M Knight Shyamalan is not one to shy away from involving a twist or two in his films. Back in 2016, he shocked the whole world with the ending to Split, a film that seemed to standalone from all his other films. That was until Bruce Willis’ David Dunn, a character from his 2000 film Unbreakable made an appearance. It shocked me massively and left me with great levels of anticipation for Glass, a sequel to both films.
Reuniting David Dunn (Bruce Willis) and Elijah Price (Samuel L. Jackson), and introducing them to Kevin Wendell Crumb (James McAvoy) sees events unfold in Glass. With Dunn in pursuit of Crumb and his multiple personalities, Price a.k.a. Mr Glass may hold secrets of both their respective pasts.
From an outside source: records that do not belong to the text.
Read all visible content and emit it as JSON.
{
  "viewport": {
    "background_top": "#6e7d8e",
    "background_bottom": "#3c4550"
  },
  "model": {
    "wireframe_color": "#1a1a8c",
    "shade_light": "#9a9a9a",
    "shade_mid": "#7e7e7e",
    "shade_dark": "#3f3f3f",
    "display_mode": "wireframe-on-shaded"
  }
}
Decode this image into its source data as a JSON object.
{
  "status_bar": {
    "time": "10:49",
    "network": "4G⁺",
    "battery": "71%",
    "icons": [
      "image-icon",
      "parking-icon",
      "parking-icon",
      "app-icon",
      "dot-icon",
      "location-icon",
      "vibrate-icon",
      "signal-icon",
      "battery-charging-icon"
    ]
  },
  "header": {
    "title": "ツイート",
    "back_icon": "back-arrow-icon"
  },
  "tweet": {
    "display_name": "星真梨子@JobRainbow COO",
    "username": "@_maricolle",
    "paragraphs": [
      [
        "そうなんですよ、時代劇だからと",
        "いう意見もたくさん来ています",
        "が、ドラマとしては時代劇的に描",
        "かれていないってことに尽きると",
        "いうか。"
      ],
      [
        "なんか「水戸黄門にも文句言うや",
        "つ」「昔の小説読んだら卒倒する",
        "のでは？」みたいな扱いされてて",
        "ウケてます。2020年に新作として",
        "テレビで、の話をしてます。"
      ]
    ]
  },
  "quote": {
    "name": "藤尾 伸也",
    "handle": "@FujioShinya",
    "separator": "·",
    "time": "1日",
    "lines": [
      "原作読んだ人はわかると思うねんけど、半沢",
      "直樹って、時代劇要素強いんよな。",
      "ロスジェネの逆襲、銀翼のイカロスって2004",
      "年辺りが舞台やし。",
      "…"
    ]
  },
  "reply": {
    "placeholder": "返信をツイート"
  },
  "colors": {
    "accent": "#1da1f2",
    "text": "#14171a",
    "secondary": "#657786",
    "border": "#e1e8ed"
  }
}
Shyamalan’s Glass sees two big ideas spread across two films culminate in a finale fitting to the director’s past of twisting and turning right until the very last frame. His writing is electric for the first half of the film, exploring the current state-of-mind of each of the three who believe themselves to be superheroes. It’s as the film moves into its final act where things start to nearly turn catastrophically convoluted but Shyamalan manages to weave his way through a quite complex narrative rather well, resulting in a satisfying conclusion to his trilogy.
I always wondered how Shyamalan would make Glass work as a sequel to both Unbreakable and Split however, right from the off it just works, giving the film the perfect platform to push on and explore these characters further.
Coming to the performances, Glass has a returning trio who all deliver solid performances in roles that remain some of their best work. James McAvoy is, once again, scarily good as not just Kevin but the multiple personalities he possesses, possibly bettering his own performance in Split. Samuel L Jackson has a film of two halves for an actor and when he gets into gear, his villain is as menacing as he’s been before. Bruce Willis was the one who I was worried about, mainly because of his recent performances in films like Death Wish, where the lack of emotion derailed the film. With the flick of a switch though, Willis wakes up and proves in Glass that he can deliver a performance when needed.
Sarah Paulson’s Dr Ellie Staple is a very welcome addition to the roster and it’s great to see Anya Taylor-Joy return as Casey Cooke, even if both eventually get lost amongst the heavy final act.
While Glass is a weaker film than both Unbreakable and Split, it still manages to provide this eccentric superhero trilogy with an ending that isn’t afraid to wear its heart on its sleeve. It may lose some but, for me, it shows Shyamalan is still not afraid to make a film the way he wants and, in today’s Hollywood, that’s something that should be applauded.